The Montana Department of Environmental Quality, the Department of Public Health & Human Services and the Blaine County Health Department strongly recommend that people stay out of any water where algal blooms are seen. Children and animals are most at risk because they can accidentally ingest the water as they spend time wading in shallow water where the algae tends to accumulate. Pets and livestock should also be kept away from water that has an algal bloom.
Typically, these types of algal blooms are found in freshwater lakes and reservoirs throughout Montana and tend to grow in warmer water where there’s an increase in nitrogen and phosphorus runoff from a variety of human activities. With summer temps at their highest in July and August it is common this time of year. Algae blooms float on the surface of the water and can look like pea soup, cut grass, or green latex paint.
If you see what you think might be a harmful algae bloom, you can report it using the Montana Department of Public Health and Human Services website at: http://www.hab.mt.gov The site also has a map of reported HABs and information on how to identify them.

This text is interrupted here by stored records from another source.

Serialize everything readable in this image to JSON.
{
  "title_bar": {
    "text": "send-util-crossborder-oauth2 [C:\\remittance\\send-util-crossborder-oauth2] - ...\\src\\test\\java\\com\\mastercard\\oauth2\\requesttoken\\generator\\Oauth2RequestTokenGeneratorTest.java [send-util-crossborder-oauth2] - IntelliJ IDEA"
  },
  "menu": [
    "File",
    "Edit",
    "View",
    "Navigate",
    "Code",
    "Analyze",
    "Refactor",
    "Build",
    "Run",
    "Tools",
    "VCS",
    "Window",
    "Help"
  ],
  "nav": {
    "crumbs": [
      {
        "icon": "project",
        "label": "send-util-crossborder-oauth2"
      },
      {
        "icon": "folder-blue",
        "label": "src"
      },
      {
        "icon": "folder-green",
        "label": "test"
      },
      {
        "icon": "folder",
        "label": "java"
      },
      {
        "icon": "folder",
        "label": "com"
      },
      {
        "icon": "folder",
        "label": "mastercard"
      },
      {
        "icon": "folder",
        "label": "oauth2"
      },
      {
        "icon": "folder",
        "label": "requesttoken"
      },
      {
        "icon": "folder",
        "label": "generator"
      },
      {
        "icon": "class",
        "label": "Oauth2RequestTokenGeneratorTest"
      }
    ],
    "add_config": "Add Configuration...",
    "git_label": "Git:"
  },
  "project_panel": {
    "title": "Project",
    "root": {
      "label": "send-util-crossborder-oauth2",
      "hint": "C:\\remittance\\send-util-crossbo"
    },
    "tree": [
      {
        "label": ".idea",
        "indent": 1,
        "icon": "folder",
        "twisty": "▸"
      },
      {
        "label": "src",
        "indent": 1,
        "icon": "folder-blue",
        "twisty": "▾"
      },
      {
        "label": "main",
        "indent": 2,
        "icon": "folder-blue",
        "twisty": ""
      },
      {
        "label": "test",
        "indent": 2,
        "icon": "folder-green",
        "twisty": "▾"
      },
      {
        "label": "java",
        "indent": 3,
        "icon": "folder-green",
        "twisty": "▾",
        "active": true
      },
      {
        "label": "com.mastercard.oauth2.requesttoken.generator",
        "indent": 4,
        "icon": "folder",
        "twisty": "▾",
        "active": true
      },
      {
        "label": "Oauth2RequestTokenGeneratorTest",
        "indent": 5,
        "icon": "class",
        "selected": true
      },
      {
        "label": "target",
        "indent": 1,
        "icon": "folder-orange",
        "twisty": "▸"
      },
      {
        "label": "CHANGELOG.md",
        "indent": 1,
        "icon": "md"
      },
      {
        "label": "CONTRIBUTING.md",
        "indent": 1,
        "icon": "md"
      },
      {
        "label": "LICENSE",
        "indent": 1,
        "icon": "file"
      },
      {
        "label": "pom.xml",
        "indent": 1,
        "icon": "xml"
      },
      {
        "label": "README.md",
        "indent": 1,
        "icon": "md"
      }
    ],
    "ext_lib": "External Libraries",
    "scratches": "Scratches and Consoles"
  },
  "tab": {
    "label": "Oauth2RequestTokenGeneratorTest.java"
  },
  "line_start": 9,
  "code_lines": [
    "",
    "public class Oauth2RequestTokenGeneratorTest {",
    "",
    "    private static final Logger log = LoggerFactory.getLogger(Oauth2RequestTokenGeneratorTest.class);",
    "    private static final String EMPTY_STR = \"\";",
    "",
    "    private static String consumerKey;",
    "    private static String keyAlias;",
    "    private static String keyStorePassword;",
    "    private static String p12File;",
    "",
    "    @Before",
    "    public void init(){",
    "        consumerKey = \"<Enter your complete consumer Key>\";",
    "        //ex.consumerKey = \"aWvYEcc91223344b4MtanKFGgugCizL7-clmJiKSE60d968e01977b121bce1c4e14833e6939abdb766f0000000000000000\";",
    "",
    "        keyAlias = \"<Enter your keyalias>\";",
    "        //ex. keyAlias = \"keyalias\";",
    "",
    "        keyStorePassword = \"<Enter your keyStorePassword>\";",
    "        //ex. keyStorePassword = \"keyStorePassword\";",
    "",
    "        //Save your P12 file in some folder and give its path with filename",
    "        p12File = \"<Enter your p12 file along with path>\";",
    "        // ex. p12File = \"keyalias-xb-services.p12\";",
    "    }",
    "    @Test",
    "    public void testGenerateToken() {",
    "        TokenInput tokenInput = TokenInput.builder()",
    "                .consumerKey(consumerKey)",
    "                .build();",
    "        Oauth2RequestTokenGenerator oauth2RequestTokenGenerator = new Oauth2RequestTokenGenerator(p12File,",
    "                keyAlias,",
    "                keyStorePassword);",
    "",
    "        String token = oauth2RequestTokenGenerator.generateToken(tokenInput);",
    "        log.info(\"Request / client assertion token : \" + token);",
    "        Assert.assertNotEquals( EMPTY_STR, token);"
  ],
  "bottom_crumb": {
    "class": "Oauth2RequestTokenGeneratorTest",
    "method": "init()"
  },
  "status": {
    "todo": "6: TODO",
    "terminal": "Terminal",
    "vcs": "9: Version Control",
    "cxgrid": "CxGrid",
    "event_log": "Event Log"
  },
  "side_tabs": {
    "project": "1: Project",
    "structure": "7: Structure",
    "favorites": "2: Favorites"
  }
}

If you suspect a toxic algae-related illness in a person or animal, including livestock, call Poison Control immediately at 1-800-222-1222 and/or contact Blaine County Sanitarian Ron Andersen at: 406-868-4957.